Exercise instructions. How many of the lines below hold the string "this"? Say only the number.

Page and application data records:
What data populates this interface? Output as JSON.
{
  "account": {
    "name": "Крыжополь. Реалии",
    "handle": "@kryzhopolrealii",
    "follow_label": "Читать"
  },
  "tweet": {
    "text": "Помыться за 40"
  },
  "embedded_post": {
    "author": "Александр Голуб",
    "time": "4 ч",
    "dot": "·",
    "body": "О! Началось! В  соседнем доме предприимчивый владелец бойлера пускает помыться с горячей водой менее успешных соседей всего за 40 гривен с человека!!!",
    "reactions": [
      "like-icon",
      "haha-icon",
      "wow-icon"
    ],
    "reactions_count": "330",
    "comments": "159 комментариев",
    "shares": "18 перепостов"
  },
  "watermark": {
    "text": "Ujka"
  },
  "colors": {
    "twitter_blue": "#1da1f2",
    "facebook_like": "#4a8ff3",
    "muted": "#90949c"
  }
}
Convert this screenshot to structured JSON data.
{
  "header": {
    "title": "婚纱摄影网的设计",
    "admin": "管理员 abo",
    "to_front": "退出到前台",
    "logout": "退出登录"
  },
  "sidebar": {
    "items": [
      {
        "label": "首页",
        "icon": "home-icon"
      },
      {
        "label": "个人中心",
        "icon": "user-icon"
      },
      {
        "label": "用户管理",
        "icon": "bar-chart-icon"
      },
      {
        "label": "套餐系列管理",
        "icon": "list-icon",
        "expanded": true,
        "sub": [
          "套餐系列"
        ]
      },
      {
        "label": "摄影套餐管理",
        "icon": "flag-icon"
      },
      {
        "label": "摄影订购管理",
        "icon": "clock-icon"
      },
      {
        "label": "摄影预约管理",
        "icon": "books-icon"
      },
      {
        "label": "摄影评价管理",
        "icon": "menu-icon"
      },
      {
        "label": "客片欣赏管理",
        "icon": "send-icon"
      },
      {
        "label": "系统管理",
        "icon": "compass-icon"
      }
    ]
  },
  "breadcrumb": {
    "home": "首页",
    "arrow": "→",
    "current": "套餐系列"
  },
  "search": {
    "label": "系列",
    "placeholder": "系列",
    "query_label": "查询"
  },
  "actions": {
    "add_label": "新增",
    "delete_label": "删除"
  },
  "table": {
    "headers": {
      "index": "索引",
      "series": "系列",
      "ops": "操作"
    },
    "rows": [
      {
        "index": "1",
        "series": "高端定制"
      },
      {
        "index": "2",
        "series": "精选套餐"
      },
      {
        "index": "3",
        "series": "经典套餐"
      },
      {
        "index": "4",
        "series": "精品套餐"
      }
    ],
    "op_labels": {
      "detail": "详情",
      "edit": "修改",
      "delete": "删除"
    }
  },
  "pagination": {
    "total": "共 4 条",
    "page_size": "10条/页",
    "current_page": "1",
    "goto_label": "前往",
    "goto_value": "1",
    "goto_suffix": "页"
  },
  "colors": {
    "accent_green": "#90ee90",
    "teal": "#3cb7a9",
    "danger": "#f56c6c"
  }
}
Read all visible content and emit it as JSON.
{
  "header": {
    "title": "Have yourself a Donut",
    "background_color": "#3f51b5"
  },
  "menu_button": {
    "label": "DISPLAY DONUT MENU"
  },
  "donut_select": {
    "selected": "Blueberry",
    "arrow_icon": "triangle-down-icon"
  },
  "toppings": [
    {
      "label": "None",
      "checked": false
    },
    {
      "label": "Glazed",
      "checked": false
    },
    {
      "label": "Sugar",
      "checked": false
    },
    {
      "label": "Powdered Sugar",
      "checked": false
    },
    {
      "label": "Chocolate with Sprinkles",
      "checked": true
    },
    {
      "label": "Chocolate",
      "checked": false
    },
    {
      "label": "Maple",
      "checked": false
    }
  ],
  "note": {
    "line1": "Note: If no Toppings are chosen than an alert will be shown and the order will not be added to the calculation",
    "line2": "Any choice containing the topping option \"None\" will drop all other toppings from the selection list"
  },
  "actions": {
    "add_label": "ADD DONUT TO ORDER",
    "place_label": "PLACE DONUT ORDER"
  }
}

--

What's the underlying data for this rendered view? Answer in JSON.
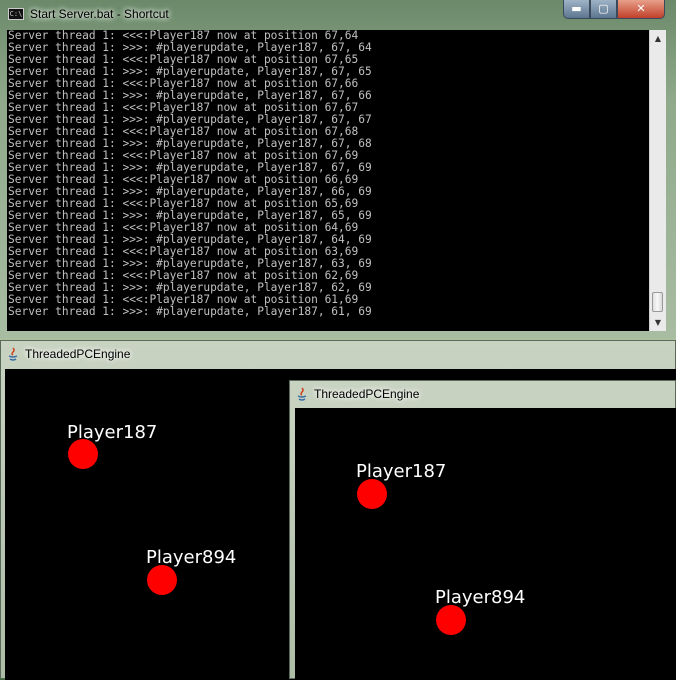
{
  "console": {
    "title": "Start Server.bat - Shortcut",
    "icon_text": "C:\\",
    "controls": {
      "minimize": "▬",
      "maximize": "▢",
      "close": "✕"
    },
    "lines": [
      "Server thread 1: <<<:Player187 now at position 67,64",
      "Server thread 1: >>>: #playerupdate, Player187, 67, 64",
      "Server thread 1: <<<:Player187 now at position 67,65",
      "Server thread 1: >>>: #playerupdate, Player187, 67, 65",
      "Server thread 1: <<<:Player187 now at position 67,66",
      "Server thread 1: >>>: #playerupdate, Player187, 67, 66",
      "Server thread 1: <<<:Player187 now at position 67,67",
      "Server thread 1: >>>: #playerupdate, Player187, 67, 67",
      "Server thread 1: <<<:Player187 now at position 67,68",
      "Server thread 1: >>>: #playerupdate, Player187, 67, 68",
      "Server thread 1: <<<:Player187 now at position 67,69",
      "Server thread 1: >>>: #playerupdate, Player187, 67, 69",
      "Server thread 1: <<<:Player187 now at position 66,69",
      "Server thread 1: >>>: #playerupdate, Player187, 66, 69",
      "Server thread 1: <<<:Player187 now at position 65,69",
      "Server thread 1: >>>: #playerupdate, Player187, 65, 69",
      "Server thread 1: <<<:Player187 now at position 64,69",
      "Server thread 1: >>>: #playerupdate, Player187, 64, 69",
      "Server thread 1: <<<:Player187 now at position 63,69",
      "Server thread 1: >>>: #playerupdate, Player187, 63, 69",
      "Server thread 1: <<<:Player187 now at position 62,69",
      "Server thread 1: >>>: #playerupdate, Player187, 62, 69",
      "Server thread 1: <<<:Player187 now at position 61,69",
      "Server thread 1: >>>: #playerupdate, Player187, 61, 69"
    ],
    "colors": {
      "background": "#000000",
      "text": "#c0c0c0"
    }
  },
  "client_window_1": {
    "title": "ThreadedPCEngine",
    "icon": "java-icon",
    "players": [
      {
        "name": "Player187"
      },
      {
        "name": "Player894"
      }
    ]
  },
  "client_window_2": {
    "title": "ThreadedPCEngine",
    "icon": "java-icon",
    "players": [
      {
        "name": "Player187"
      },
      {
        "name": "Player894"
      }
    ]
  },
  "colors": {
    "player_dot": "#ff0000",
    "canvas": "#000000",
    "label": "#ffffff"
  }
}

Reply to the exercise. 3